While there is concern that per capita consumption of potatoes has declined over the years, Potatoes USA does not necessarily embrace that viewpoint. Toaspern said if you divide the population by the number of potatoes of potatoes produced in the United States, it does point to a decline in the pounds produced and purchased per capita. But he said consumption numbers may not have declined. He argues that the act of processing — where a majority of potatoes are utilized — has become much more efficient over the years. Where it once took two pounds of raw potatoes to create one pound of fries, frozen or dehydrated product that ratio has now fallen to 1.5 pounds of raw potatoes to one pound of finished product. Processors are basically using 25 percent less potatoes for the same amount of finished product.

And he said consumers are also more efficient. “The trash can was always a big customer,” Toaspern quipped.

Shrink has also decreased at retail as handling has improved dramatically over the years and basic merchandising concepts have evolved such as minimizing the amount of time fresh potatoes are exposed to artificial light on display racks.

Potatoes USA is attacking the nutrition perception, which Toaspern called the number one challenge. The group’s literature reminds consumers that potatoes are not fattening and that elite athletes often use potatoes as an excellent source of carbohydrates in their training. “Potatoes equal performance,” Toaspern said is a message that Potatoes USA is touting, as it tries to get the weekend 5K runner to imitate what the hard-core elite athletes are consuming.

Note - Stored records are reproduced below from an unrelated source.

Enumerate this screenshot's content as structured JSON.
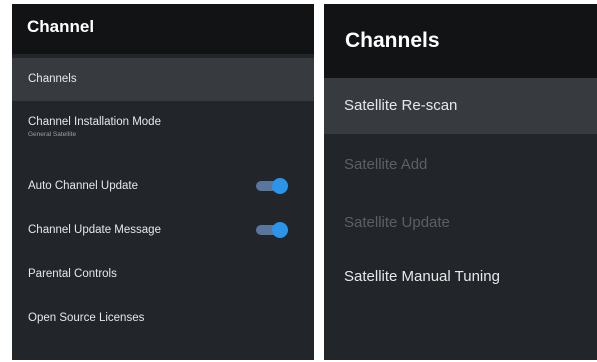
{
  "left_panel": {
    "title": "Channel",
    "items": [
      {
        "label": "Channels",
        "selected": true
      },
      {
        "label": "Channel Installation Mode",
        "sub_label": "General Satellite"
      },
      {
        "label": "Auto Channel Update",
        "toggle_on": true
      },
      {
        "label": "Channel Update Message",
        "toggle_on": true
      },
      {
        "label": "Parental Controls"
      },
      {
        "label": "Open Source Licenses"
      }
    ]
  },
  "right_panel": {
    "title": "Channels",
    "items": [
      {
        "label": "Satellite Re-scan",
        "selected": true
      },
      {
        "label": "Satellite Add",
        "enabled": false
      },
      {
        "label": "Satellite Update",
        "enabled": false
      },
      {
        "label": "Satellite Manual Tuning"
      }
    ]
  },
  "colors": {
    "panel_bg": "#222529",
    "header_bg": "#111315",
    "selected_bg": "#373b40",
    "toggle_knob": "#2b95ea",
    "toggle_track": "#58779a"
  }
}
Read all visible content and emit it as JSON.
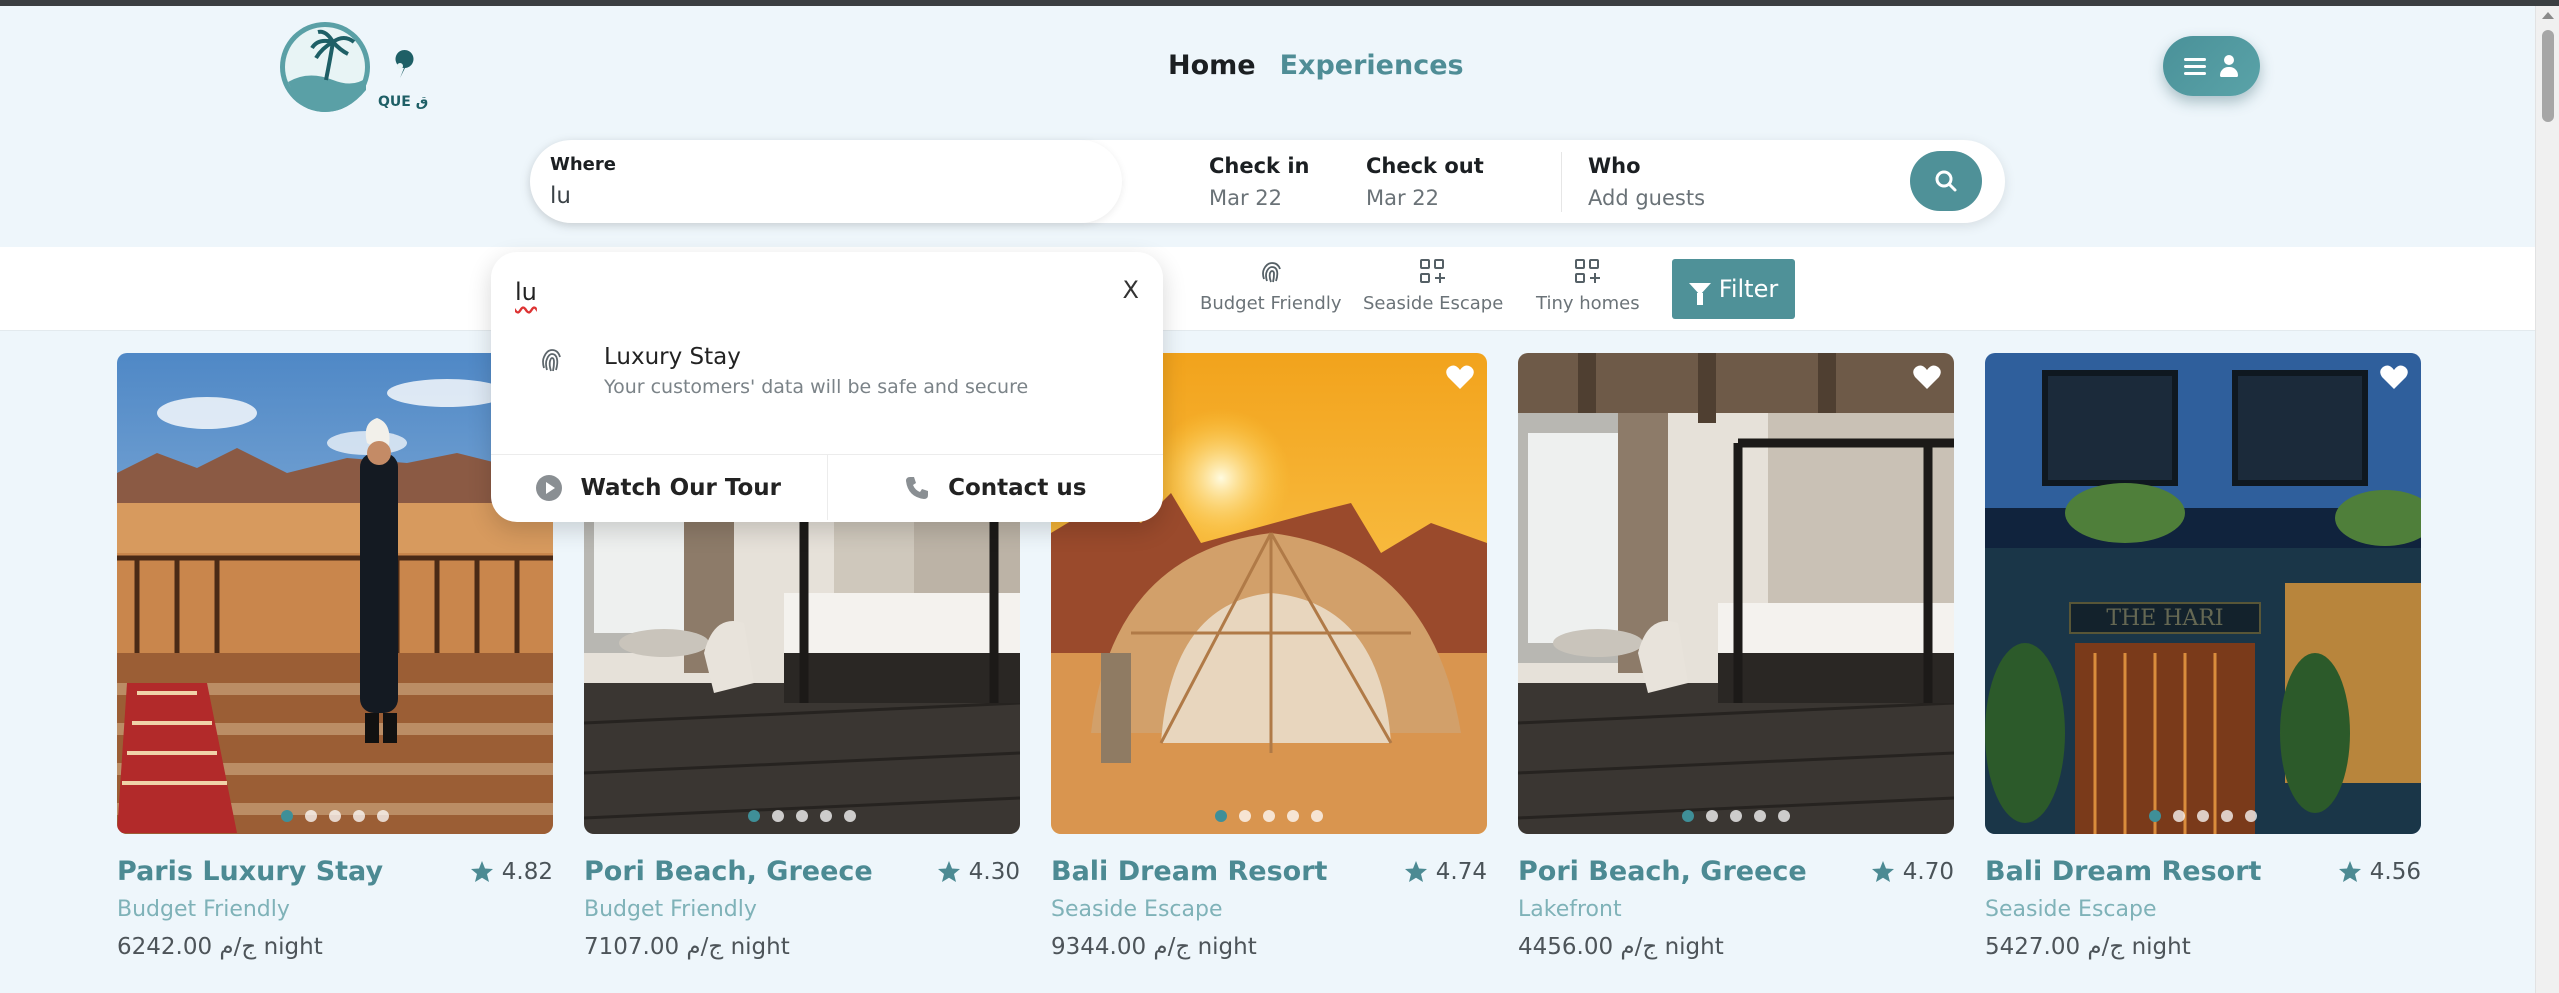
{
  "brand": {
    "logo_text": "QUE فندق"
  },
  "nav": {
    "home": "Home",
    "experiences": "Experiences"
  },
  "search": {
    "where_label": "Where",
    "where_value": "lu",
    "checkin_label": "Check in",
    "checkin_value": "Mar 22",
    "checkout_label": "Check out",
    "checkout_value": "Mar 22",
    "who_label": "Who",
    "who_placeholder": "Add guests"
  },
  "categories": [
    {
      "label": "Budget Friendly",
      "icon": "fingerprint-icon"
    },
    {
      "label": "Seaside Escape",
      "icon": "grid-plus-icon"
    },
    {
      "label": "Tiny homes",
      "icon": "grid-plus-icon"
    }
  ],
  "filter_label": "Filter",
  "dropdown": {
    "query": "lu",
    "close": "X",
    "suggestion_title": "Luxury Stay",
    "suggestion_desc": "Your customers' data will be safe and secure",
    "tour_label": "Watch Our Tour",
    "contact_label": "Contact us"
  },
  "cards": [
    {
      "title": "Paris Luxury Stay",
      "rating": "4.82",
      "category": "Budget Friendly",
      "price": "6242.00 ج/م night",
      "active_dot": 1
    },
    {
      "title": "Pori Beach, Greece",
      "rating": "4.30",
      "category": "Budget Friendly",
      "price": "7107.00 ج/م night",
      "active_dot": 1
    },
    {
      "title": "Bali Dream Resort",
      "rating": "4.74",
      "category": "Seaside Escape",
      "price": "9344.00 ج/م night",
      "active_dot": 1
    },
    {
      "title": "Pori Beach, Greece",
      "rating": "4.70",
      "category": "Lakefront",
      "price": "4456.00 ج/م night",
      "active_dot": 1
    },
    {
      "title": "Bali Dream Resort",
      "rating": "4.56",
      "category": "Seaside Escape",
      "price": "5427.00 ج/م night",
      "active_dot": 1
    }
  ],
  "colors": {
    "accent": "#4f9198",
    "title": "#4c8a93",
    "subtitle": "#7fb2b8",
    "background": "#eef6fb"
  }
}
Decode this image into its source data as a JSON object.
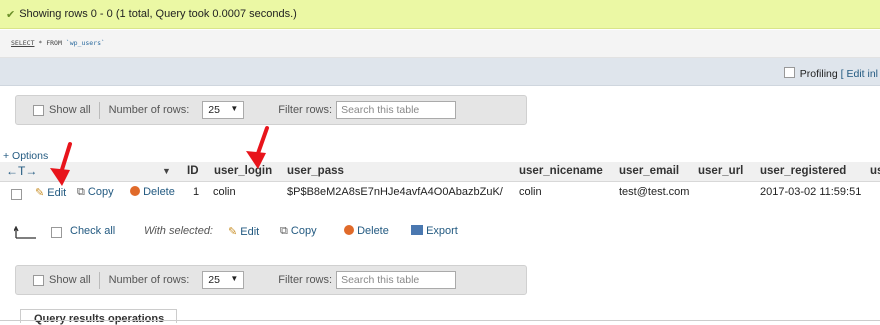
{
  "success": {
    "message": "Showing rows 0 - 0 (1 total, Query took 0.0007 seconds.)"
  },
  "sql": {
    "select": "SELECT",
    "star_from": "* FROM",
    "table": "`wp_users`"
  },
  "profiling": {
    "label": "Profiling",
    "edit_link": "[ Edit inl"
  },
  "navbar": {
    "show_all": "Show all",
    "number_of_rows": "Number of rows:",
    "rows_value": "25",
    "filter_label": "Filter rows:",
    "search_placeholder": "Search this table"
  },
  "options_link": "+ Options",
  "table": {
    "leftright": "←T→",
    "columns": [
      "ID",
      "user_login",
      "user_pass",
      "user_nicename",
      "user_email",
      "user_url",
      "user_registered",
      "us"
    ],
    "row": {
      "edit": "Edit",
      "copy": "Copy",
      "delete": "Delete",
      "ID": "1",
      "user_login": "colin",
      "user_pass": "$P$B8eM2A8sE7nHJe4avfA4O0AbazbZuK/",
      "user_nicename": "colin",
      "user_email": "test@test.com",
      "user_registered": "2017-03-02 11:59:51"
    }
  },
  "actions": {
    "check_all": "Check all",
    "with_selected": "With selected:",
    "edit": "Edit",
    "copy": "Copy",
    "delete": "Delete",
    "export": "Export"
  },
  "query_ops_tab": "Query results operations"
}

Not far behind are efforts to stimulate innovation in potato use at home and in restaurants. The produce department has seen an explosion in new items gaining popularity as the potential uses expand. One need only look at cauliflower and innovations related to using that vegetable as a potato substitute in in its mashed form and as a steak substitute when it is sliced and grilled. Potatoes USA is targeting “food enthusiasts” encouraging them to find new uses for the potato. The group believes it has an excellent opportunity in working with chefs, who are always looking for menu uniqueness.

Ross Johnson, global marketing manager for Potatoes USA, focuses on retail promotions and said that area is still very important to the U.S. potato industry. “Potatoes are the number one preferred vegetable (by consumers) and they do have the highest household penetration of any fruit or vegetable at 88 percent,” he said. “Sixty million pounds of potatoes are sold at retail every week.”

Johnson said potatoes are a huge driver of sales at retail as they stimulate the purchase of other items. He said if potatoes are in the basket, the typical consumer has an average ring of $83.14 in his or her basket. If the basket does not include a potato product, the ring averages only $41.22. The Potatoes USA representatives said it behooves retailers to encourage that potato buy by promoting potatoes or giving them a more prominent spot at retail. “Move then up to the front of the department and get them in the basket sooner.”

As with several other produce department items, the buzz about fresh potatoes typically revolves around specialty items such as fingerlings or baby potatoes while sales are still dominated by the standard packs.